“Obviously, he’s a tremendous athlete, and especially a speed athlete,” Hecklinski said when asked about Christon. “His track numbers speak for themselves, and what he did when he was on the field at USC was ultra-impressive in the limited amount of time and reps that he had. … We look to him to be a game changer, and we look for him to add to the competitiveness not only in the room but of the offense and on the field. The more athletes and the more multiple pieces that we can continue to bring in that we can move around and put the ball in their hands and at any point in time they have to go score, the better we’re going to be.”
SDSU Running Back Talent: B-
Byrd and Bell are on the NFL radar. While 2022 will go a long way in determining their potential professional careers, they both currently profile as undrafted free agents. The talent in the running back room is further down the depth chart, but it remains to be seen if they are ready to contribute this season.
Donnel Pumphrey (2013) was the last freshman to significantly impact the running game for the Aztecs. Even though he possessed first-round talent and was a major contributor on special teams, Rashaad Penny did not factor heavily into the attack until his junior season. SDSU’s culture under Horton has been to ask his players to wait their turn. Bell and Byrd’s time is now with Armstead next and possibly Christon if he can acclimate quickly to the team.
“I’ve never been a big believer in just ‘hey, this is our short yardage back,” Hecklinski said when asked if Armstead’s role could be as a short yardage back. “I think you’re pigeonholing, limiting them, and making their mindset be one-dimensional. Whereas I think it’s more the second part of (the question). This is where he’s going to spell Chance, and this is how Kenan fits, and this is how Jordan fits. And then, it’s Jeff and I sitting down and saying, ‘ok, how are we going to make all of this happen that, A. Jeff, you’re comfortable with (and I’m talking about Jeff Horton) where they’re at and then, where our offense is comfortable at in being able to put them in the best position to be successful.’”
Conference Comparison: B
First-team All-Mountain West RB Charles Williams graduated, second-team back Xazavian Valladay transferred to Arizona State, and honorable mention selections Ronny Rivers and Tyler Nevens are out of eligibility. Among the top 10 rushers in the conference a season ago, Air Force’s Brad Roberts (1356 yards), an MW first-team selection, Utah State’s Calvin Tyler (884 yards), Wyoming’s Titus Swen (785 yards), and Colorado State’s David Bailey (752) return.

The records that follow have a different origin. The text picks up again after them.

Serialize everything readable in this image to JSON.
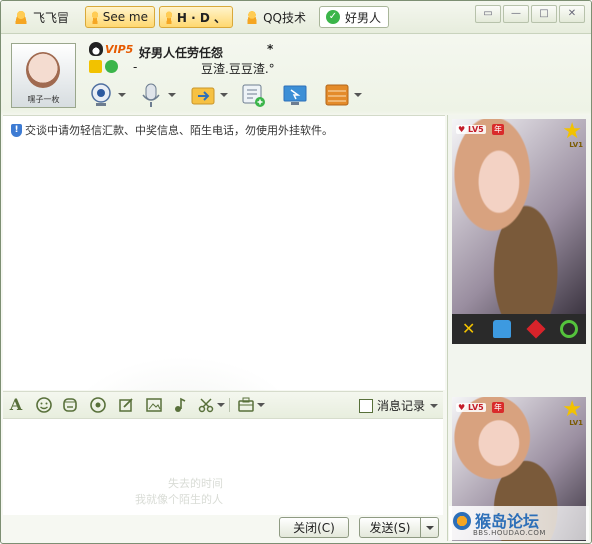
{
  "tabs": [
    {
      "label": "飞飞冒"
    },
    {
      "label": "See me"
    },
    {
      "label": "H · D 、"
    },
    {
      "label": "QQ技术"
    },
    {
      "label": "好男人"
    }
  ],
  "window_controls": {
    "pin": "▭",
    "min": "—",
    "max": "□",
    "close": "✕"
  },
  "contact": {
    "avatar_caption": "嘿子一枚",
    "vip_badge": "VIP5",
    "nickname": "好男人任劳任怨",
    "nickname_mark": "*",
    "dash": "-",
    "signature": "豆渣.豆豆渣.°"
  },
  "notice": {
    "text": "交谈中请勿轻信汇款、中奖信息、陌生电话，勿使用外挂软件。"
  },
  "toolbar_icons": [
    "video-call-icon",
    "voice-call-icon",
    "file-transfer-icon",
    "send-sms-icon",
    "remote-assist-icon",
    "app-box-icon"
  ],
  "format_toolbar": {
    "font": "A",
    "history_label": "消息记录"
  },
  "input_ghost": {
    "line1": "失去的时间",
    "line2": "我就像个陌生的人"
  },
  "buttons": {
    "close": "关闭(C)",
    "send": "发送(S)"
  },
  "right_panel": {
    "top_badge_level": "LV5",
    "top_badge_year": "年",
    "star_level": "LV1",
    "forum_text": "猴岛论坛",
    "forum_url": "BBS.HOUDAO.COM"
  },
  "colors": {
    "accent_green": "#58703a",
    "tab_highlight": "#ffd870",
    "vip_orange": "#e65a00"
  }
}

San Diego State may lack the big-name player to garner recognition in the preseason, but their room is once again filled with talented players who could be on the rosters of schools around America. The Aztecs are better positioned than anyone to absorb any injury. Until the passing game proves otherwise, teams are still going to stack the box to stop SDSU’s bread and butter the past decade.
“Leadership,” Hecklinski responded when asked what he has seen from Byrd and Bell over the past six months. “I think the calmness that comes with being that super senior … I think you get to a point and you know who you are and you just have a belief, a trust, a confidence in yourself, who you are as that person and you know that able to be successful and play and that’s what I think we are seeing from both of them. They’re warriors when they work out. They’re tough-minded. They’re in great shape. … Jordan is always fast, fast. We have more fast guys that can compete with Jordan, and that’s a great thing. It’s not that Jordan’s gotten slower. It’s that everyone else is catching up and getting faster. That’s, again, the competitiveness that we’re talking about where Jordan’s not going to be the fastest guy on the field because (a player) is going to compete with him to be the fastest guy on the field. Well, that’s making Jordan better. (Bell and Byrd’s) roles are going to expand.”